*** Opening Data for analysis ***

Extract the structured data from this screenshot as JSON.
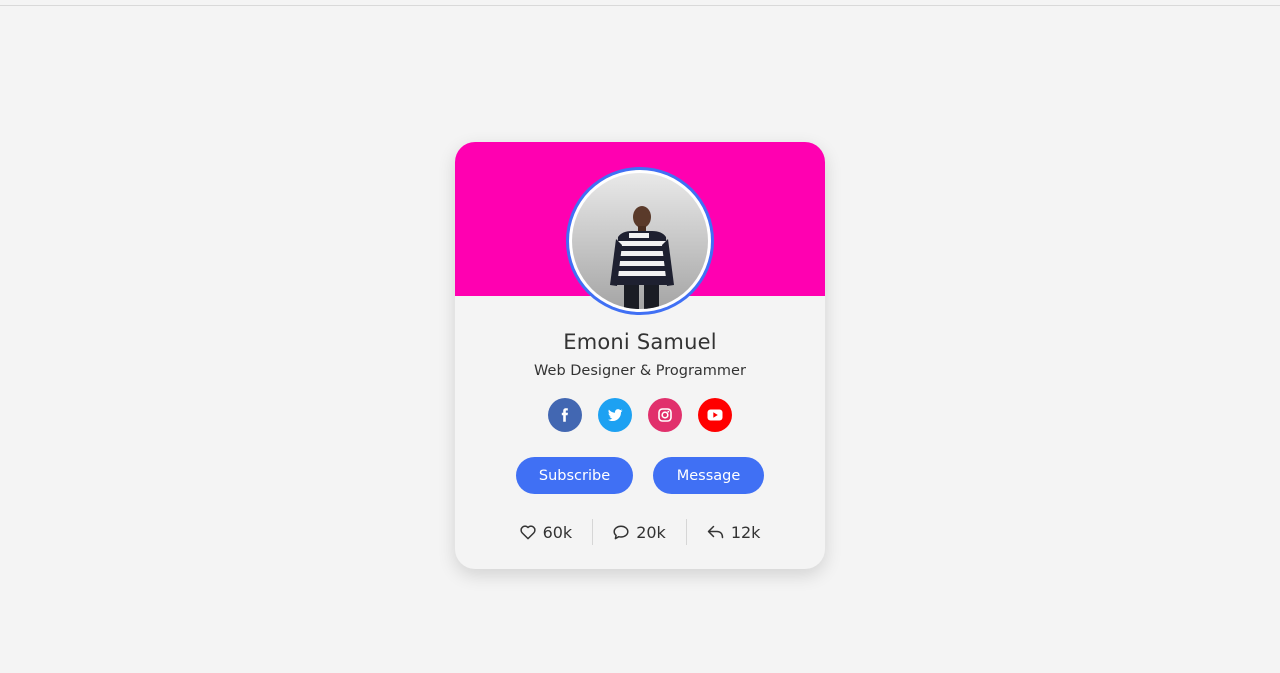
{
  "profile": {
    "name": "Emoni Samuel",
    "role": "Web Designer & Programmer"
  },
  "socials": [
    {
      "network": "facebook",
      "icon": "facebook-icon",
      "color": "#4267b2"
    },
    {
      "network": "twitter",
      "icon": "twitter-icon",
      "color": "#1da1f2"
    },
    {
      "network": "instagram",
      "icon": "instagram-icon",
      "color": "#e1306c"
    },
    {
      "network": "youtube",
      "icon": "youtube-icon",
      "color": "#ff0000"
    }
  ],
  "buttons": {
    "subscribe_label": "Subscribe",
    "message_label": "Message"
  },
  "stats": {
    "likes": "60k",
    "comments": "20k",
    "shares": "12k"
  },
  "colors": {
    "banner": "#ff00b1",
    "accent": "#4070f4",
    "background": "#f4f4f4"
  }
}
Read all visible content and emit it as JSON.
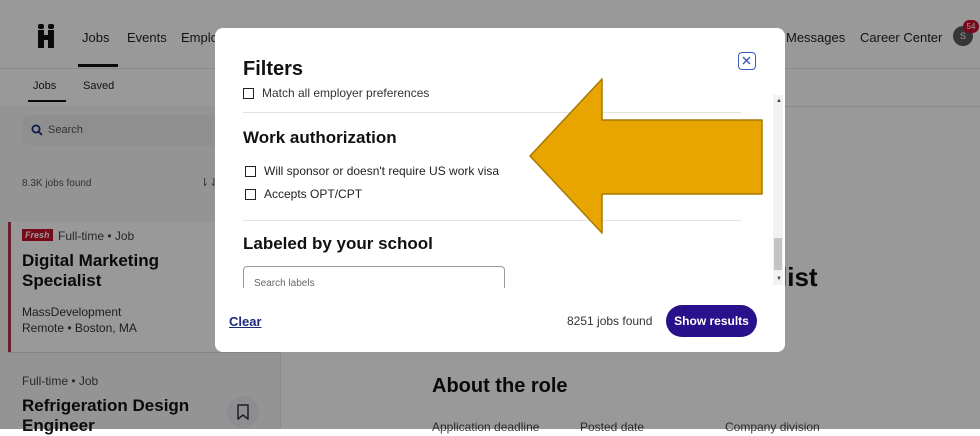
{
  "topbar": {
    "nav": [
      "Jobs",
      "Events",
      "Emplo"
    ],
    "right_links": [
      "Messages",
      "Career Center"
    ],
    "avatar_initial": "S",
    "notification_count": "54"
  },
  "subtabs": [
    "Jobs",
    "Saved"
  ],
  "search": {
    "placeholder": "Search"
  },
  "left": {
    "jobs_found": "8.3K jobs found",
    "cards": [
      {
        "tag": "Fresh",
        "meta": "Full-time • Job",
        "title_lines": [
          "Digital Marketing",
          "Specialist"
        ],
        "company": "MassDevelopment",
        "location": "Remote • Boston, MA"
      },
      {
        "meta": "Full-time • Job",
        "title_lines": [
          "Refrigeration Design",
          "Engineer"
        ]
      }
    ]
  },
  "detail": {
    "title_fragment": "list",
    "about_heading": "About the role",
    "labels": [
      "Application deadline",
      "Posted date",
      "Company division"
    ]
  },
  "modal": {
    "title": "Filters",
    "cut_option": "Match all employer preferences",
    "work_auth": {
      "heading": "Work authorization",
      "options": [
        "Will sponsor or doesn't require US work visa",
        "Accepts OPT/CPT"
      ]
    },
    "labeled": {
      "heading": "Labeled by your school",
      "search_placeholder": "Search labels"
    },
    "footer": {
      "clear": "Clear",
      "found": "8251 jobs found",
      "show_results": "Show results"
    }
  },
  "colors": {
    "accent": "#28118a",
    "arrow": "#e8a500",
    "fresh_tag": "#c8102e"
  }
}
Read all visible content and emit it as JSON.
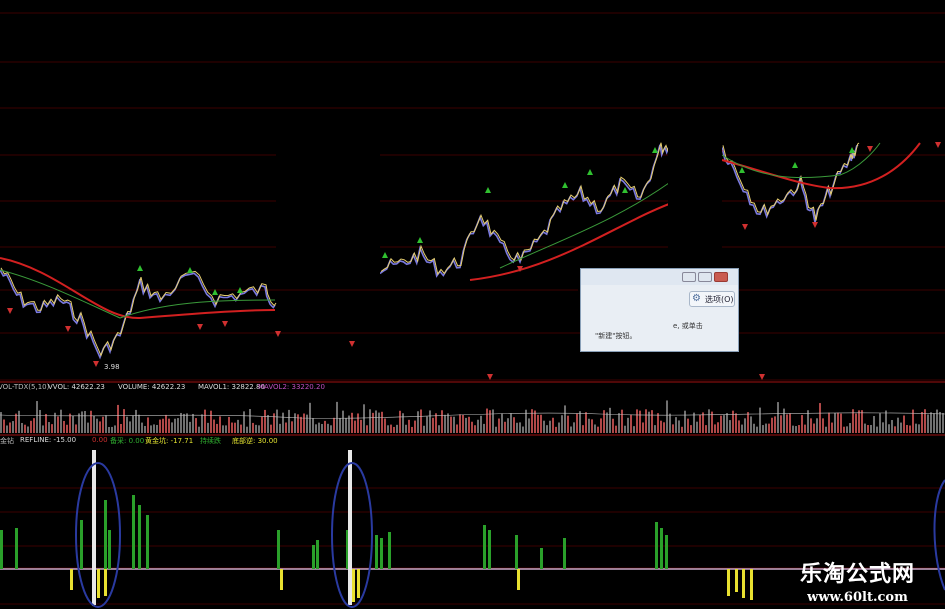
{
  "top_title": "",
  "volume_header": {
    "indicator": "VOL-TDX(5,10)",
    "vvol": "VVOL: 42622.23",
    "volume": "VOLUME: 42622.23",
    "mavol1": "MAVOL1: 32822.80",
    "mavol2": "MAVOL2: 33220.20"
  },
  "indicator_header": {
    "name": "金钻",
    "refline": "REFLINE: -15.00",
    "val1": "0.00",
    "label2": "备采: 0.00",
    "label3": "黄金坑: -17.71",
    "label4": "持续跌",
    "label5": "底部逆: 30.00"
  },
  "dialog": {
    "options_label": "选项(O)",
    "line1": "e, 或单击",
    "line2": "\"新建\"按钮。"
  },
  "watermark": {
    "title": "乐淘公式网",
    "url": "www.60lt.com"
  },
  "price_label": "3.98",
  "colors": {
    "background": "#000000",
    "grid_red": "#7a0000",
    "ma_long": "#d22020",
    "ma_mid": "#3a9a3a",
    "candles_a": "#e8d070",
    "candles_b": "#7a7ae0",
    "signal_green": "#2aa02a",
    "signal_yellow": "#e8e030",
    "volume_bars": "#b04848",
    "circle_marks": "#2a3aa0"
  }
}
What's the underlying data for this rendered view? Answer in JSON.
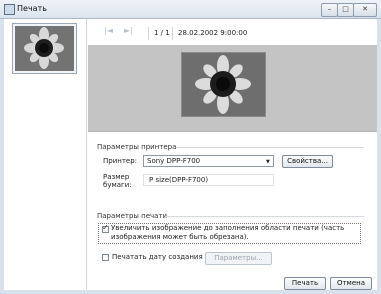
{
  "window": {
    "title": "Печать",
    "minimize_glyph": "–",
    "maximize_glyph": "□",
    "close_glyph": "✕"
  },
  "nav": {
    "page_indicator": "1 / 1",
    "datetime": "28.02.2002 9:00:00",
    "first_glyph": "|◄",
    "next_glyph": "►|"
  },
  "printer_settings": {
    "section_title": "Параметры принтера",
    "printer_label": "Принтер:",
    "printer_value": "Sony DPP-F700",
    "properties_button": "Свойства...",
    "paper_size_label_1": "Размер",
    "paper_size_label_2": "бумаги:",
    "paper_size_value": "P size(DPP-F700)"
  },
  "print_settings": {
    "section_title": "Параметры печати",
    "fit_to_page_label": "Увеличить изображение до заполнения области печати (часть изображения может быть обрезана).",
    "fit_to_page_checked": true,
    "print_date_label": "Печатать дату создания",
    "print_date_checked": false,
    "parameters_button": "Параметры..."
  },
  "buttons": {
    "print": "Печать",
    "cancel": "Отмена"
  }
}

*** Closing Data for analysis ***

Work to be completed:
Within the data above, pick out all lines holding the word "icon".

Task response:
      "icon": "facebook-icon",
      "icon": "twitter-icon",
      "icon": "instagram-icon",
      "icon": "youtube-icon",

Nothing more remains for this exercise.